Du Plessis, who led the Proteas to a historic 5-0 ODI whitewash over the Aussies at home prior to this tour too, now wants the ultimate prize. Australia have never in its history been whitewashed in a Test series at home.
“That's the mission for us now. We want to do that very badly," said du Plessis. "We won't just rest on our laurels and be happy with 2-1 and even 2-0. We've got Australia in a position where they're under pressure and won't let that go. It's hard enough to get them in this position so we'll do everything we can to keep them there.
“To do it in the one-dayers and beat them 5-0 (was special) but to come here‚ we as a team know that’s an extremely hard challenge to come here and beat a really good team. They’ve got a full strength team; there’s no injuries. So to come here and do what we’ve done is right up there‚ certainly in my career."
Although South Africa have now won three successive series here in Australia, there is still a generation back home that vividly remembers the thrashings previous Proteas teams regularly received Down Under.
Du Plessis believes the current successes will hopefully go a long way in instilling the belief that future South African generations can also come here and win.
"We watched on TV for so many years how hard it was for South Africa to come here and do well," he said.
"I suppose the younger guys that are looking from back here right now can see that it's possible, coming here and to an extent dominating an Australian team. This is something that we'll remember forever as a team and that's exactly what we came here to do."
South Africa will look to complete their objective in their first day-night Test in Adelaide next week. They will prepare with a warm-up match against a Victoria XI in Melbourne over the weekend.
The mood in the camp is certainly brighter than their Australian counterparts, who face a national enquiry after the poor performances in the opening two Tests of the summer.
Du Plessis certainly believes the Aussies are ripe for the picking at the moment.

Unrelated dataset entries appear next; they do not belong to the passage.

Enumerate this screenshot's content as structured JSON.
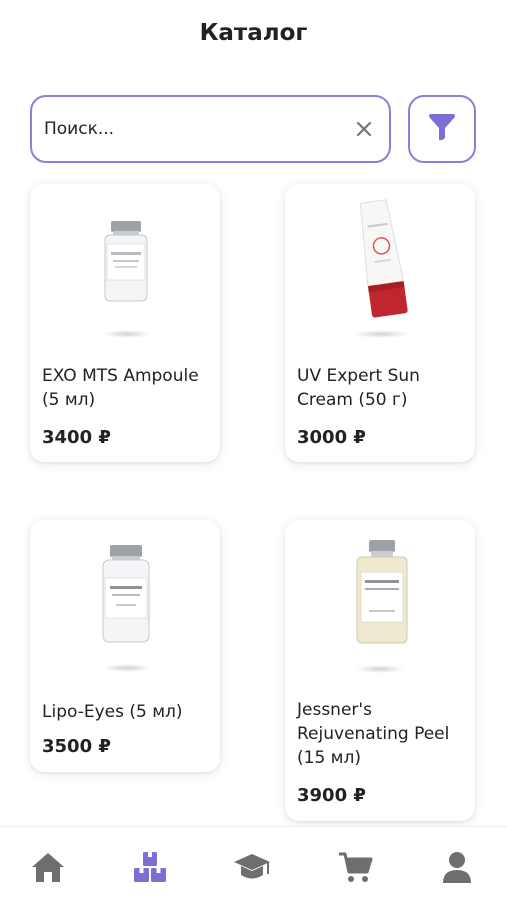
{
  "header": {
    "title": "Каталог"
  },
  "search": {
    "placeholder": "Поиск..."
  },
  "colors": {
    "accent": "#7b6fd6",
    "nav_inactive": "#6e6e6e",
    "text": "#222222"
  },
  "products": [
    {
      "name": "EXO MTS Ampoule (5 мл)",
      "price": "3400 ₽",
      "image": "vial-icon"
    },
    {
      "name": "UV Expert Sun Cream (50 г)",
      "price": "3000 ₽",
      "image": "sunscreen-tube-icon"
    },
    {
      "name": "Lipo-Eyes (5 мл)",
      "price": "3500 ₽",
      "image": "vial-icon"
    },
    {
      "name": "Jessner's Rejuvenating Peel (15 мл)",
      "price": "3900 ₽",
      "image": "bottle-icon"
    }
  ],
  "bottom_nav": [
    {
      "icon": "home-icon",
      "active": false
    },
    {
      "icon": "catalog-boxes-icon",
      "active": true
    },
    {
      "icon": "graduation-cap-icon",
      "active": false
    },
    {
      "icon": "cart-icon",
      "active": false
    },
    {
      "icon": "profile-icon",
      "active": false
    }
  ]
}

"When you are a team that's under the pump and under pressure and not playing as well as you like, confidence will fade away," he said. "It's hard to fake it. We didn't give them the opportunity to do it [assert themselves over a long period of time]. It was important to keep the important guys in the team quiet - David Warner and Steve Smith. If you can put a lot of pressure on them, the younger guys won't have that same punch.
"We made sure those guys have been relatively quiet in the series. Even guys like [Mitchell] Starc, he bowled well in that one spell but if you are on top, that's when you get a five-for and you clean the tail up. We were just really good in making sure we stopped that."
A Cricket South Africa contingent will be flying out to Adelaide next week to share the historic occasion with the Proteas and also to celebrate what has been an amazing tour thus far. With all the off-field activities undoubtedly set to increase in the build-up to third Test, Du Plessis though wants his team to remain focused on creating a legacy.
"It's important to stay with it and stay nice and humble and don't think the world has changed now that we have won a few series," Du Plessis said. "It can't be something you pay lip service to. We want to keep working hard and making sure we can get better. We want to go special places."
Independent MediaHaving clinched the Test series, Proteas skipper Faf Du Plessis now wants the ultimate prize - a Test series whitewash against Australia, on their own soil.
Original source: Proteas chasing series whitewash